Web page and app entries.
★ ★ ★
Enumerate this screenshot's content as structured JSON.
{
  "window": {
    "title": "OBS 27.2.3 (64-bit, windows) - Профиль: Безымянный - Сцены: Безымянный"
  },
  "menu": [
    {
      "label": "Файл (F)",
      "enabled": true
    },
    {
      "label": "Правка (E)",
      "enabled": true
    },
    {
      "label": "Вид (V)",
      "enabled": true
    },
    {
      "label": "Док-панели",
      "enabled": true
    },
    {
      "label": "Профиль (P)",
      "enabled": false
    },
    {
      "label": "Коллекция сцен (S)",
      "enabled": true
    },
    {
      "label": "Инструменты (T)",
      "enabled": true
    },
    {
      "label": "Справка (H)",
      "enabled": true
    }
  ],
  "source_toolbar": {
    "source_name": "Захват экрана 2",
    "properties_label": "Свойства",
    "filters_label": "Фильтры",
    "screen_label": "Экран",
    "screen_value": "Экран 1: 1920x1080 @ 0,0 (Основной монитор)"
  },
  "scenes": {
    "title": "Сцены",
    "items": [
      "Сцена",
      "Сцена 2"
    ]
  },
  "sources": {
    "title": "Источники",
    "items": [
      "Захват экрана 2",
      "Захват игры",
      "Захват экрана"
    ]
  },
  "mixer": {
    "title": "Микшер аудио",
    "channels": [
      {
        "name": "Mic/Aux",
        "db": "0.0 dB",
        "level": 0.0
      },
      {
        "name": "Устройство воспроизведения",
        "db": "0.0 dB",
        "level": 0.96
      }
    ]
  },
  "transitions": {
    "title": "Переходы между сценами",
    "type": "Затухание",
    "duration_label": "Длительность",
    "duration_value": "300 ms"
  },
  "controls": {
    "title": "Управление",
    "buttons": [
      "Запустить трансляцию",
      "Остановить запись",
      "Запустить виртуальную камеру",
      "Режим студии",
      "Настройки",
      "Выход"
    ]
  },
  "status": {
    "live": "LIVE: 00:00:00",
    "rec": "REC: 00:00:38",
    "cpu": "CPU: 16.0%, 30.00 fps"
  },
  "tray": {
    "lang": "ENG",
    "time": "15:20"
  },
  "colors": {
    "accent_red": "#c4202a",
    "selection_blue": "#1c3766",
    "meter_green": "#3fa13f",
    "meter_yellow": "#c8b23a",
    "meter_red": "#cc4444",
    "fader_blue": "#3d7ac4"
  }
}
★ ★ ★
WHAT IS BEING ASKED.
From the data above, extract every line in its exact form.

ANSWER TO THIS PROBLEM.
Enumerate this screenshot's content as structured JSON.
{
  "window": {
    "title": "OBS 27.2.3 (64-bit, windows) - Профиль: Безымянный - Сцены: Безымянный"
  },
  "menu": [
    {
      "label": "Файл (F)",
      "enabled": true
    },
    {
      "label": "Правка (E)",
      "enabled": true
    },
    {
      "label": "Вид (V)",
      "enabled": true
    },
    {
      "label": "Док-панели",
      "enabled": true
    },
    {
      "label": "Профиль (P)",
      "enabled": false
    },
    {
      "label": "Коллекция сцен (S)",
      "enabled": true
    },
    {
      "label": "Инструменты (T)",
      "enabled": true
    },
    {
      "label": "Справка (H)",
      "enabled": true
    }
  ],
  "source_toolbar": {
    "source_name": "Захват экрана 2",
    "properties_label": "Свойства",
    "filters_label": "Фильтры",
    "screen_label": "Экран",
    "screen_value": "Экран 1: 1920x1080 @ 0,0 (Основной монитор)"
  },
  "scenes": {
    "title": "Сцены",
    "items": [
      "Сцена",
      "Сцена 2"
    ]
  },
  "sources": {
    "title": "Источники",
    "items": [
      "Захват экрана 2",
      "Захват игры",
      "Захват экрана"
    ]
  },
  "mixer": {
    "title": "Микшер аудио",
    "channels": [
      {
        "name": "Mic/Aux",
        "db": "0.0 dB",
        "level": 0.0
      },
      {
        "name": "Устройство воспроизведения",
        "db": "0.0 dB",
        "level": 0.96
      }
    ]
  },
  "transitions": {
    "title": "Переходы между сценами",
    "type": "Затухание",
    "duration_label": "Длительность",
    "duration_value": "300 ms"
  },
  "controls": {
    "title": "Управление",
    "buttons": [
      "Запустить трансляцию",
      "Остановить запись",
      "Запустить виртуальную камеру",
      "Режим студии",
      "Настройки",
      "Выход"
    ]
  },
  "status": {
    "live": "LIVE: 00:00:00",
    "rec": "REC: 00:00:38",
    "cpu": "CPU: 16.0%, 30.00 fps"
  },
  "tray": {
    "lang": "ENG",
    "time": "15:20"
  },
  "colors": {
    "accent_red": "#c4202a",
    "selection_blue": "#1c3766",
    "meter_green": "#3fa13f",
    "meter_yellow": "#c8b23a",
    "meter_red": "#cc4444",
    "fader_blue": "#3d7ac4"
  }
}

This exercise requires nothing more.